For decades governments around the world have pursued, with varying degrees of severity, a ‘war on drugs’ as a means to manage the drug issue. The war is based on the premise that a repressive prohibitionist model is the best means to manage drug use in society. The evidence tells a very different story.

On the supply side it is widely known that cracking down on the supply of illicit drugs has almost no impact on the overall level of supply. Commodity chains shift in response to interdiction, or new sources of supply pop up via the so-called ‘balloon effect’. Markets fracture, adjust and shift, but overall supply remains the same.

The Home Office report is an acknowledgement of something else widely known, but rarely acknowledged by governments: there is no evidence that criminalising drug use has any effect on consumption rates. At the same time, there is a very substantial body of evidence highlighting the highly detrimental impacts of criminalisation on public health. Criminalisation contributes to the spread of HIV and Hepatitis C; it increases the risk of overdose and death; it ostracises people from vital public health and social welfare services; and it confers criminal records on people who don’t deserve them.

It is for this reason that earlier this year the World Health Organization called for the blanket decriminalisation of all drug use to help stem the spread of HIV, Hepatitis C and incarceration-related harms. The direction in which international public health policy is heading is pretty clear. Drug use is increasingly – and correctly – being recognised as a public health issue, not a criminal justice one.

Over the next few years, the world has an opportunity with the upcoming 2016 UN General Assembly Special Session on Drugs to fundamentally remake international drug policies. In 2014 the LSE Expert Group on the Economics of Drug Policy, Chaired by the LSE’s Professor Danny Quah, produced a report on the current global strategy endorsed by five Nobel Prize-winning economists. It concluded that ‘It is time to end the ‘war on drugs’ and massively redirect resources towards effective evidence-based policies underpinned by rigorous economic analysis’.

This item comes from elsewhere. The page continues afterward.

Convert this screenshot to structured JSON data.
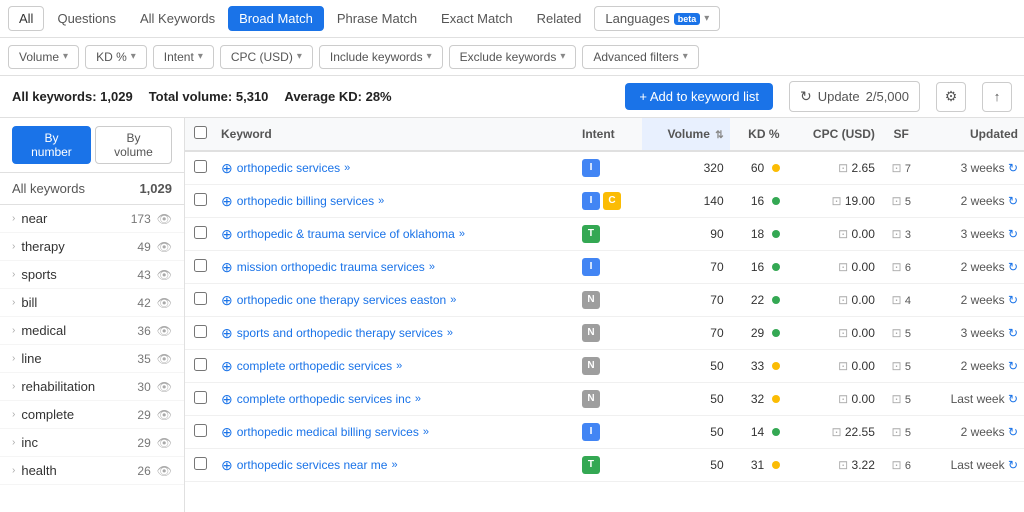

The choice now is between maintaining the broken status quo or pursuing policies that facilitate economic development, protect public health and ensure respect for human rights. Many states are pushing ahead unilaterally with new approaches, as in the case of cannabis legalisation in the US and Uruguay.

The Home Office report recognises that these provide ‘an opportunity to establish an evidence base as to the efficacy of such approaches’. The US Federal government has taken a similar stance. States in Europe are increasingly assertive about the successes of public health policies based on harm reduction and access to treatment services. In Latin America countries, which have traditionally served as the frontline of the US-led drug war, have openly revolted against continuing the strategy.

The US has traditionally served as the main enforcer and advocate for a ‘one-size-fits-all’ prohibitionist model globally. It is now relinquishing this role and has recently promised, in the words of Ambassador William Brownfield, ‘to tolerate different national drug policies’. Others will try take up the baton. Russia, home of some of the most backward and repressive policies anywhere has continued to push for an escalation of the ‘war on drugs’ at the UN. It seems, however, that a new system is emerging.

The Home Office report is emblematic of the global shift. Let us hope that this report helps facilitate more open and honest discussion on this topic. There are no silver bullet solutions, but the world should push ahead with new approaches based on science, evidence and policy experimentation rather than maintaining a status quo based on fear and ideology.

John Collins is the International Drug Policy Project Coordinator at LSE IDEAS at the London School of Economics. He served as Coordinator of the LSE Expert Group on the Economics of Drug Policy and Editor of the 2014 report 'Ending the Drug Wars.' He is a PhD Candidate in the Department of International History at the LSE.